■ Exercise objective:
Filtering the records below, copy only those lines that include the word "Learn".

[[ Input material, beginning ]]

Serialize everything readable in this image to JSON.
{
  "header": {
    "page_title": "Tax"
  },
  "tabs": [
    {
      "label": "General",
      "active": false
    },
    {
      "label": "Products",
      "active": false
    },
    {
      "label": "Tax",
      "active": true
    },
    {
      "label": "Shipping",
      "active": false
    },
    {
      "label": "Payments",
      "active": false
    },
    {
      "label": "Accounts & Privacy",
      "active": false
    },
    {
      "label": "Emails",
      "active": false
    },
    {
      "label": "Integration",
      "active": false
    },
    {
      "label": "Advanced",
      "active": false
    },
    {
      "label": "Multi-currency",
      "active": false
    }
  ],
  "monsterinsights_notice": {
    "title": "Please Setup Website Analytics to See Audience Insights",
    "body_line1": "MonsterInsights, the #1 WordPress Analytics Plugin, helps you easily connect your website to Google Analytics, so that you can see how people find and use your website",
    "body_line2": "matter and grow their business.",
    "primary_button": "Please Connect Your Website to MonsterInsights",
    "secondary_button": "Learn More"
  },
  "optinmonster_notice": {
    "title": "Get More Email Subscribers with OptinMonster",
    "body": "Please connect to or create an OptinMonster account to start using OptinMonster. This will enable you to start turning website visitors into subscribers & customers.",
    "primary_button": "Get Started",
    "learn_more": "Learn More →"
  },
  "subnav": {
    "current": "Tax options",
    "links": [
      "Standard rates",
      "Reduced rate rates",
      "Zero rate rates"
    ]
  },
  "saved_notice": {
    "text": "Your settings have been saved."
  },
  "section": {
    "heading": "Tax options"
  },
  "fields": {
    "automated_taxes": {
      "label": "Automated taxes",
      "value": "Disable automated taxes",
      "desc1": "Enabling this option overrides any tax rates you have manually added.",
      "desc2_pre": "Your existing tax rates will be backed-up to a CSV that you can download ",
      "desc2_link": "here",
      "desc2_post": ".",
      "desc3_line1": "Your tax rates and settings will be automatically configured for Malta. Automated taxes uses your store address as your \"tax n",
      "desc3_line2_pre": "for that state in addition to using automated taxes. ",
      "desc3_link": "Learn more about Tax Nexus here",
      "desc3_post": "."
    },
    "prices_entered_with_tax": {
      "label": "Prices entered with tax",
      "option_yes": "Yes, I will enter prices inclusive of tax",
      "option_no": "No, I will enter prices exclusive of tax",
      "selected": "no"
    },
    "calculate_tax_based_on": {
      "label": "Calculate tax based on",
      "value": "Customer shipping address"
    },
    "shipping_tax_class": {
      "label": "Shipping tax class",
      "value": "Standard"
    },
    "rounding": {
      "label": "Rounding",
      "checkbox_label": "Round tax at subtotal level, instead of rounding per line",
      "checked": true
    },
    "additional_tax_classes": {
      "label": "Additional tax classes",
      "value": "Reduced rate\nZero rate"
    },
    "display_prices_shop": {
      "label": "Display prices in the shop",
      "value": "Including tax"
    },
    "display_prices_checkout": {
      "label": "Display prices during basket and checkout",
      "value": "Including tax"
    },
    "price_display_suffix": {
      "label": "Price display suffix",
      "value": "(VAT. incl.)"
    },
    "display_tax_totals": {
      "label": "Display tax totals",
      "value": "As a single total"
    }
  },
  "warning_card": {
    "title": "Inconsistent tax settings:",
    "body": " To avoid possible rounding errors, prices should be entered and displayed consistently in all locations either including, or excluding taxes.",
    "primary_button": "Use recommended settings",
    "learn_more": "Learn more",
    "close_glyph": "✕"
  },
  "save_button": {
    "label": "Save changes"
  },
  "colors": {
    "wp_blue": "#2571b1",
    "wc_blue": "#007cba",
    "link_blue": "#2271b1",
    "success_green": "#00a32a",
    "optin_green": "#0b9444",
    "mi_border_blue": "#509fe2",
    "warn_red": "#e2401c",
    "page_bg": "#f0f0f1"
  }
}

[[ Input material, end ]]
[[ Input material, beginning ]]

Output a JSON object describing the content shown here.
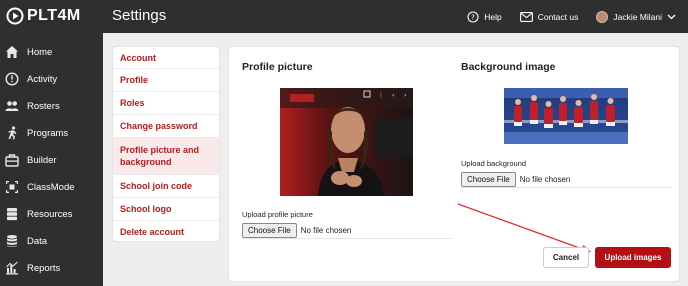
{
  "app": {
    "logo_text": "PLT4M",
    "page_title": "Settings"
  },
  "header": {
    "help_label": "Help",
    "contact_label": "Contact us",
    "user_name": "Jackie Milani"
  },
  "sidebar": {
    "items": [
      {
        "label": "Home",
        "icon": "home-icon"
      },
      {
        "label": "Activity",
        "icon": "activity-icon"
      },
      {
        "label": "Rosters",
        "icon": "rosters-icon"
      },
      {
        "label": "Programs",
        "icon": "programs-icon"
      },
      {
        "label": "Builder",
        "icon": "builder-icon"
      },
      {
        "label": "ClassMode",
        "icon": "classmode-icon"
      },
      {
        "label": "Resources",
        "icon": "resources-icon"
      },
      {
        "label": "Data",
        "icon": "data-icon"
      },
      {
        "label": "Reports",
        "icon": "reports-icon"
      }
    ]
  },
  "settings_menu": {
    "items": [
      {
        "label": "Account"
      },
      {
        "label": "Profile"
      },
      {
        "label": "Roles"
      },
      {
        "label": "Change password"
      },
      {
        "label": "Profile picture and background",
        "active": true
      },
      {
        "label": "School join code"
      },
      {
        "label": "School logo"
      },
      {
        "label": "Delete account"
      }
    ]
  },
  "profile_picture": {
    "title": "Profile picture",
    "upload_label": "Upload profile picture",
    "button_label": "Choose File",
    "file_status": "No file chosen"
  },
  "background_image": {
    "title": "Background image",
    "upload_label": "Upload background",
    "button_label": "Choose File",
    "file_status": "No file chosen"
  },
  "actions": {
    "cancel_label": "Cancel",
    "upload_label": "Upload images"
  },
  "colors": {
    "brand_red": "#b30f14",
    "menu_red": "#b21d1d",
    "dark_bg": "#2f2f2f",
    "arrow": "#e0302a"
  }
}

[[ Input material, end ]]

■ Answer to the problem:
    "secondary_button": "Learn More"
    "learn_more": "Learn More →"
      "desc3_link": "Learn more about Tax Nexus here",
    "learn_more": "Learn more",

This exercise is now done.